[[ Supplied records open ]]

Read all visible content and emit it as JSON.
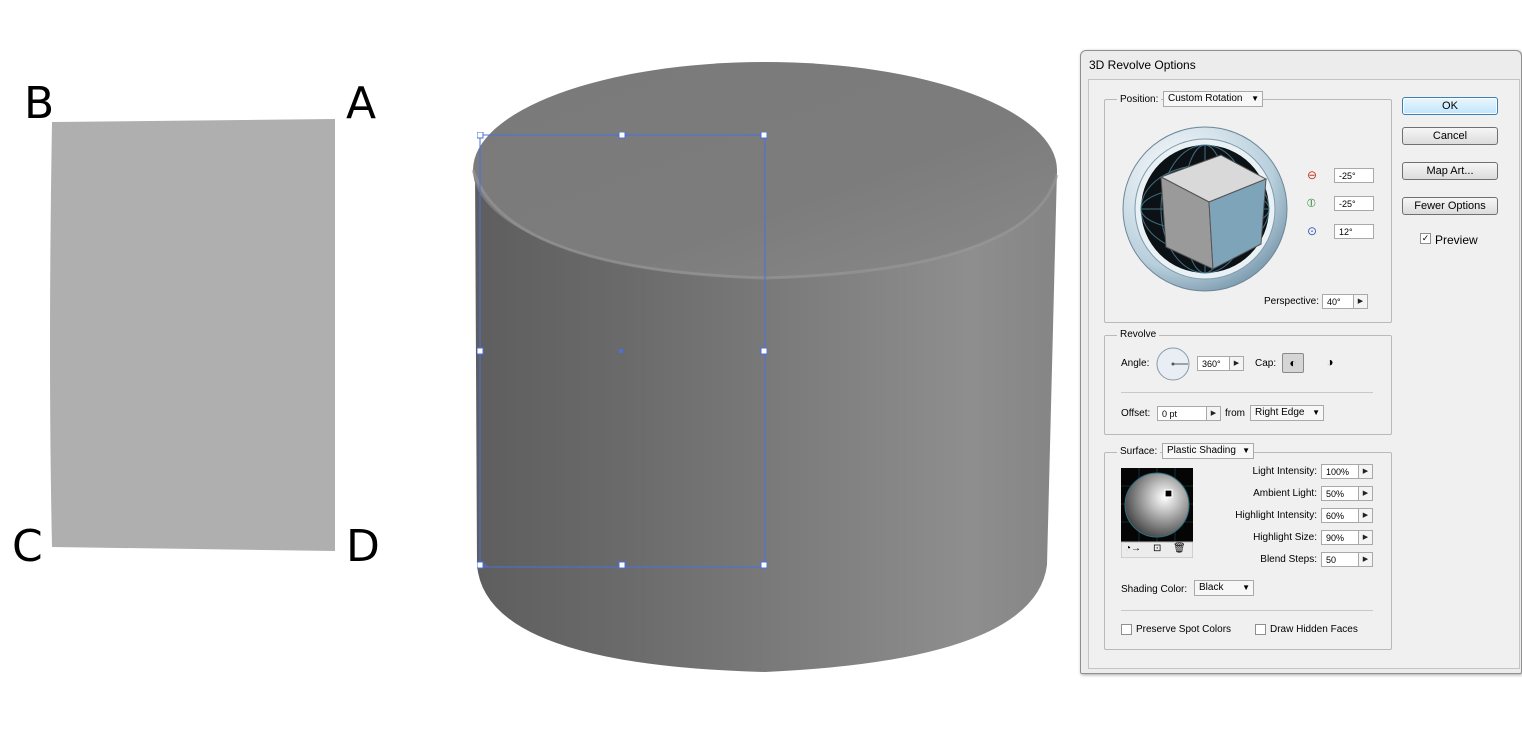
{
  "canvas": {
    "corner_labels": {
      "a": "A",
      "b": "B",
      "c": "C",
      "d": "D"
    }
  },
  "dialog": {
    "title": "3D Revolve Options",
    "buttons": {
      "ok": "OK",
      "cancel": "Cancel",
      "map_art": "Map Art...",
      "fewer_options": "Fewer Options"
    },
    "preview": {
      "label": "Preview",
      "checked": true
    },
    "position": {
      "label": "Position:",
      "value": "Custom Rotation",
      "rotate_x": "-25°",
      "rotate_y": "-25°",
      "rotate_z": "12°",
      "perspective_label": "Perspective:",
      "perspective": "40°"
    },
    "revolve": {
      "label": "Revolve",
      "angle_label": "Angle:",
      "angle": "360°",
      "cap_label": "Cap:",
      "offset_label": "Offset:",
      "offset": "0 pt",
      "from_label": "from",
      "from": "Right Edge"
    },
    "surface": {
      "label": "Surface:",
      "value": "Plastic Shading",
      "light_intensity_label": "Light Intensity:",
      "light_intensity": "100%",
      "ambient_light_label": "Ambient Light:",
      "ambient_light": "50%",
      "highlight_intensity_label": "Highlight Intensity:",
      "highlight_intensity": "60%",
      "highlight_size_label": "Highlight Size:",
      "highlight_size": "90%",
      "blend_steps_label": "Blend Steps:",
      "blend_steps": "50",
      "shading_color_label": "Shading Color:",
      "shading_color": "Black",
      "preserve_spot_colors": "Preserve Spot Colors",
      "draw_hidden_faces": "Draw Hidden Faces"
    }
  },
  "colors": {
    "selection": "#4a6fe0",
    "shape_fill": "#afafaf",
    "cube_front": "#7ea4ba"
  }
}
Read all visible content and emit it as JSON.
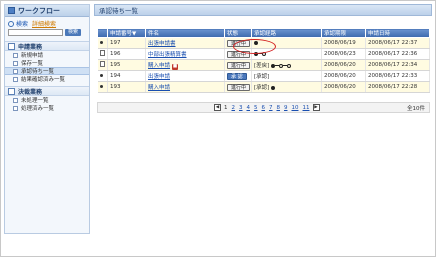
{
  "sidebar": {
    "title": "ワークフロー",
    "search_label": "検索",
    "advanced_search": "詳細検索",
    "search_button": "検索",
    "sections": [
      {
        "title": "申請業務",
        "items": [
          {
            "label": "新規申請"
          },
          {
            "label": "保存一覧"
          },
          {
            "label": "承認待ち一覧"
          },
          {
            "label": "結果確認済み一覧"
          }
        ]
      },
      {
        "title": "決裁業務",
        "items": [
          {
            "label": "未処理一覧"
          },
          {
            "label": "処理済み一覧"
          }
        ]
      }
    ]
  },
  "main": {
    "title": "承認待ち一覧",
    "table": {
      "headers": [
        "",
        "申請番号▼",
        "件名",
        "状態",
        "承認経路",
        "承認期限",
        "申請日時"
      ],
      "rows": [
        {
          "num": "197",
          "title": "出張申請書",
          "status": "進行中",
          "route": "●",
          "deadline": "2008/06/19",
          "datetime": "2008/06/17 22:37"
        },
        {
          "num": "196",
          "title": "中部出張精算書",
          "status": "進行中",
          "route": "●-○",
          "deadline": "2008/06/23",
          "datetime": "2008/06/17 22:36"
        },
        {
          "num": "195",
          "title": "購入申請",
          "status": "進行中",
          "route": "[差戻] ●-○-○",
          "deadline": "2008/06/20",
          "datetime": "2008/06/17 22:34"
        },
        {
          "num": "194",
          "title": "出張申請",
          "status": "承 認",
          "route": "[承認]",
          "deadline": "2008/06/20",
          "datetime": "2008/06/17 22:33"
        },
        {
          "num": "193",
          "title": "購入申請",
          "status": "進行中",
          "route": "[承認] ●",
          "deadline": "2008/06/20",
          "datetime": "2008/06/17 22:28"
        }
      ]
    },
    "pager": {
      "pages": [
        "1",
        "2",
        "3",
        "4",
        "5",
        "6",
        "7",
        "8",
        "9",
        "10",
        "11"
      ],
      "total": "全10件"
    }
  }
}
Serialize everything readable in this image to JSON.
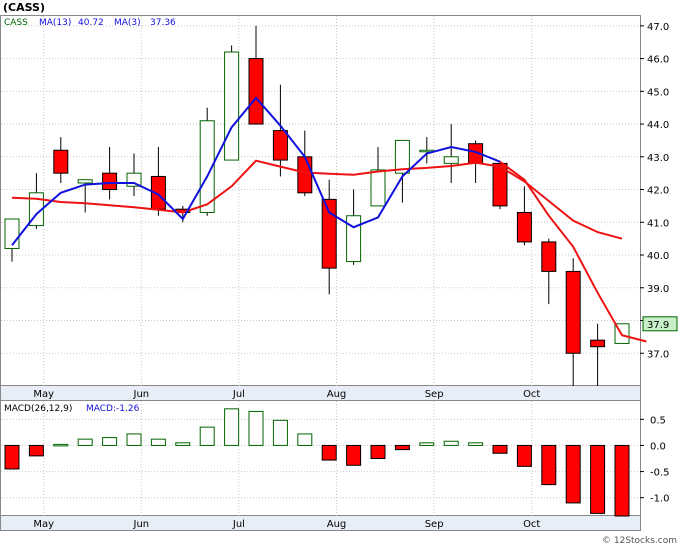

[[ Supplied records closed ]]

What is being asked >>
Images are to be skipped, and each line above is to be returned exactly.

Solution >>
Read all visible content and emit it as JSON.
{
  "canvas": {
    "corner_labels": {
      "a": "A",
      "b": "B",
      "c": "C",
      "d": "D"
    }
  },
  "dialog": {
    "title": "3D Revolve Options",
    "buttons": {
      "ok": "OK",
      "cancel": "Cancel",
      "map_art": "Map Art...",
      "fewer_options": "Fewer Options"
    },
    "preview": {
      "label": "Preview",
      "checked": true
    },
    "position": {
      "label": "Position:",
      "value": "Custom Rotation",
      "rotate_x": "-25°",
      "rotate_y": "-25°",
      "rotate_z": "12°",
      "perspective_label": "Perspective:",
      "perspective": "40°"
    },
    "revolve": {
      "label": "Revolve",
      "angle_label": "Angle:",
      "angle": "360°",
      "cap_label": "Cap:",
      "offset_label": "Offset:",
      "offset": "0 pt",
      "from_label": "from",
      "from": "Right Edge"
    },
    "surface": {
      "label": "Surface:",
      "value": "Plastic Shading",
      "light_intensity_label": "Light Intensity:",
      "light_intensity": "100%",
      "ambient_light_label": "Ambient Light:",
      "ambient_light": "50%",
      "highlight_intensity_label": "Highlight Intensity:",
      "highlight_intensity": "60%",
      "highlight_size_label": "Highlight Size:",
      "highlight_size": "90%",
      "blend_steps_label": "Blend Steps:",
      "blend_steps": "50",
      "shading_color_label": "Shading Color:",
      "shading_color": "Black",
      "preserve_spot_colors": "Preserve Spot Colors",
      "draw_hidden_faces": "Draw Hidden Faces"
    }
  },
  "colors": {
    "selection": "#4a6fe0",
    "shape_fill": "#afafaf",
    "cube_front": "#7ea4ba"
  }
}
Read all visible content and emit it as JSON.
{
  "sidebar": {
    "title": "ワークフロー",
    "search_label": "検索",
    "advanced_search": "詳細検索",
    "search_button": "検索",
    "sections": [
      {
        "title": "申請業務",
        "items": [
          {
            "label": "新規申請"
          },
          {
            "label": "保存一覧"
          },
          {
            "label": "承認待ち一覧"
          },
          {
            "label": "結果確認済み一覧"
          }
        ]
      },
      {
        "title": "決裁業務",
        "items": [
          {
            "label": "未処理一覧"
          },
          {
            "label": "処理済み一覧"
          }
        ]
      }
    ]
  },
  "main": {
    "title": "承認待ち一覧",
    "table": {
      "headers": [
        "",
        "申請番号▼",
        "件名",
        "状態",
        "承認経路",
        "承認期限",
        "申請日時"
      ],
      "rows": [
        {
          "num": "197",
          "title": "出張申請書",
          "status": "進行中",
          "route": "●",
          "deadline": "2008/06/19",
          "datetime": "2008/06/17 22:37"
        },
        {
          "num": "196",
          "title": "中部出張精算書",
          "status": "進行中",
          "route": "●-○",
          "deadline": "2008/06/23",
          "datetime": "2008/06/17 22:36"
        },
        {
          "num": "195",
          "title": "購入申請",
          "status": "進行中",
          "route": "[差戻] ●-○-○",
          "deadline": "2008/06/20",
          "datetime": "2008/06/17 22:34"
        },
        {
          "num": "194",
          "title": "出張申請",
          "status": "承 認",
          "route": "[承認]",
          "deadline": "2008/06/20",
          "datetime": "2008/06/17 22:33"
        },
        {
          "num": "193",
          "title": "購入申請",
          "status": "進行中",
          "route": "[承認] ●",
          "deadline": "2008/06/20",
          "datetime": "2008/06/17 22:28"
        }
      ]
    },
    "pager": {
      "pages": [
        "1",
        "2",
        "3",
        "4",
        "5",
        "6",
        "7",
        "8",
        "9",
        "10",
        "11"
      ],
      "total": "全10件"
    }
  }
}
Serialize everything readable in this image to JSON.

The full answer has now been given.